This article contains an interview with the Cascadia Center’s Bruce Agnew. You can listen to the interview here.
I served on the Alaskan Way Viaduct Stakeholders Committee that studied options to replace the Viaduct. After conducting 16 meetings and hearing from 23 expert witnesses, a large majority of the stakeholders recommended further review of, or outright support for, the deep bore tunnel. The stakeholders also studied the “surface option” favored by City Council candidate Mike O’Brien, and then the Read More ›
Shortly after 8 a.m. today, KUOW-FM broadcast this news segment on the proposed deep bored tunnel to replace the earthquake-prone Alaskan Way Viaduct on State Route 99, along Seattle’s downtown waterfront. Sources in the segment included Bruce Agnew, Director of Cascadia Center; and deep bored tunnel expert, construction manager Vladimir Khazak of the global firm HNTB. Link to audio (mp3) Read More ›
This article, published by The Seattle Times, quotes Discovery Institute Fellow Bruce Agnew: “This is definitely good news,” said Bruce Agnew, who heads the Discovery Institute’s Cascadia Center, which focuses on transportation issues. The rest of the article can be found here.
This article, published by Seattle PI, quotes Discovery Institute Fellow Bruce Agnew: Tunnel advocate Bruce Agnew, policy director, Cascadia Center of the Discovery Institute, said the delay could be good news. “I hear rumors that they want to take a closer look at tunneling figures,” he said. The rest of the article can be found here.
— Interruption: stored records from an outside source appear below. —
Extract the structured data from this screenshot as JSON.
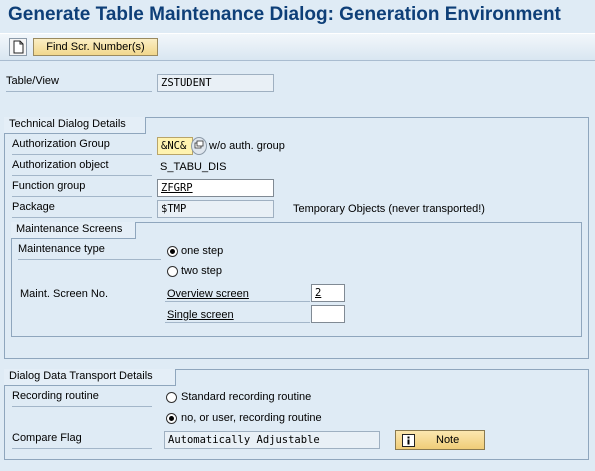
{
  "title": "Generate Table Maintenance Dialog: Generation Environment",
  "toolbar": {
    "new_icon": "document-icon",
    "find_button": "Find Scr. Number(s)"
  },
  "table_view": {
    "label": "Table/View",
    "value": "ZSTUDENT"
  },
  "technical": {
    "heading": "Technical Dialog Details",
    "auth_group_label": "Authorization Group",
    "auth_group_value": "&NC&",
    "auth_group_desc": "w/o auth. group",
    "auth_object_label": "Authorization object",
    "auth_object_value": "S_TABU_DIS",
    "function_group_label": "Function group",
    "function_group_value": "ZFGRP",
    "package_label": "Package",
    "package_value": "$TMP",
    "package_desc": "Temporary Objects (never transported!)"
  },
  "screens": {
    "heading": "Maintenance Screens",
    "type_label": "Maintenance type",
    "one_step": "one step",
    "two_step": "two step",
    "selected": "one step",
    "screen_no_label": "Maint. Screen No.",
    "overview_label": "Overview screen",
    "overview_value": "2",
    "single_label": "Single screen",
    "single_value": ""
  },
  "transport": {
    "heading": "Dialog Data Transport Details",
    "recording_label": "Recording routine",
    "standard": "Standard recording routine",
    "user": "no, or user, recording routine",
    "selected": "no, or user, recording routine",
    "compare_label": "Compare Flag",
    "compare_value": "Automatically Adjustable",
    "note_button": "Note"
  }
}
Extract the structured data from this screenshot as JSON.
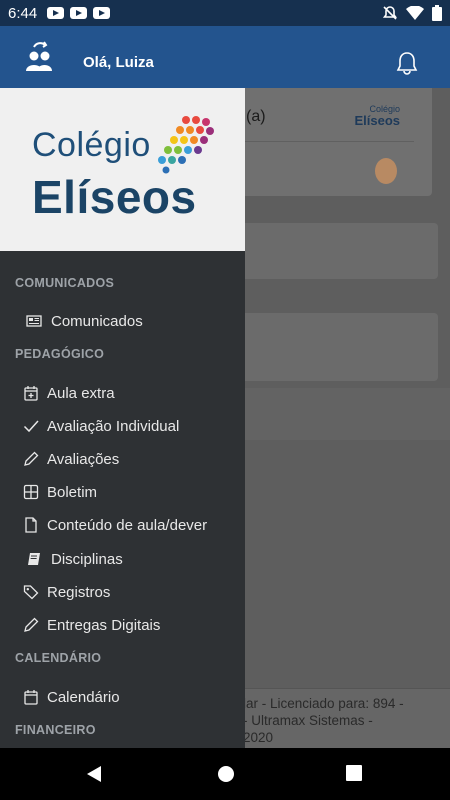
{
  "status_bar": {
    "time": "6:44",
    "notification_icons": [
      "youtube-icon",
      "youtube-icon",
      "youtube-icon"
    ],
    "system_icons": [
      "mute-icon",
      "wifi-icon",
      "battery-icon"
    ]
  },
  "app_bar": {
    "greeting": "Olá, Luiza",
    "left_icon": "user-group-icon",
    "right_icon": "bell-icon",
    "color": "#23548e"
  },
  "drawer": {
    "logo": {
      "line1": "Colégio",
      "line2": "Elíseos"
    },
    "sections": [
      {
        "title": "COMUNICADOS",
        "items": [
          {
            "label": "Comunicados",
            "icon": "newspaper-icon"
          }
        ]
      },
      {
        "title": "PEDAGÓGICO",
        "items": [
          {
            "label": "Aula extra",
            "icon": "calendar-plus-icon"
          },
          {
            "label": "Avaliação Individual",
            "icon": "check-icon"
          },
          {
            "label": "Avaliações",
            "icon": "pencil-icon"
          },
          {
            "label": "Boletim",
            "icon": "grid-icon"
          },
          {
            "label": "Conteúdo de aula/dever",
            "icon": "file-icon"
          },
          {
            "label": "Disciplinas",
            "icon": "book-icon"
          },
          {
            "label": "Registros",
            "icon": "tags-icon"
          },
          {
            "label": "Entregas Digitais",
            "icon": "pencil-icon"
          }
        ]
      },
      {
        "title": "CALENDÁRIO",
        "items": [
          {
            "label": "Calendário",
            "icon": "calendar-icon"
          }
        ]
      },
      {
        "title": "FINANCEIRO",
        "items": []
      }
    ]
  },
  "background": {
    "card_title": "(a)",
    "card_logo": {
      "line1": "Colégio",
      "line2": "Elíseos"
    },
    "footer_text": "...lar - Licenciado para: 894 - ... - Ultramax Sistemas - 2020"
  },
  "nav_bar": {
    "buttons": [
      "back-icon",
      "home-icon",
      "recents-icon"
    ]
  }
}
This article, published by Crosscut, mentions the Cascadia Center of Discovery Institute as well as Bruce Agnew and Bruce Chapman of Discovery Institute: This idea comes from Cascadia Institute, a transportation think tank headed by Bruce Agnew and nested in Discovery Institute, headed by Bruce Chapman. The rest of the article can be found here.
This article, published by The Seattle Times, mentions the Cascadia Center of Discovery Institute: The Discovery Institute’s Cascadia Center, a nonprofit that explores transportation issues in the region, continues to push for a bored-tunnel option – just inland from the Elliott Bay shoreline, which would keep the viaduct in place during construction. The rest of the article can be found Read More ›
The search for a practical successor to the Alaska Way Viaduct has taken our region on a roller-coaster ride. Two high-profile alternatives — a new aerial structure and a cut-and-cover tunnel — crashed when their cost in disruption plus construction proved prohibitive. The issue became so hot that the architects of Proposition 1 didn’t even put a viaduct solution in Read More ›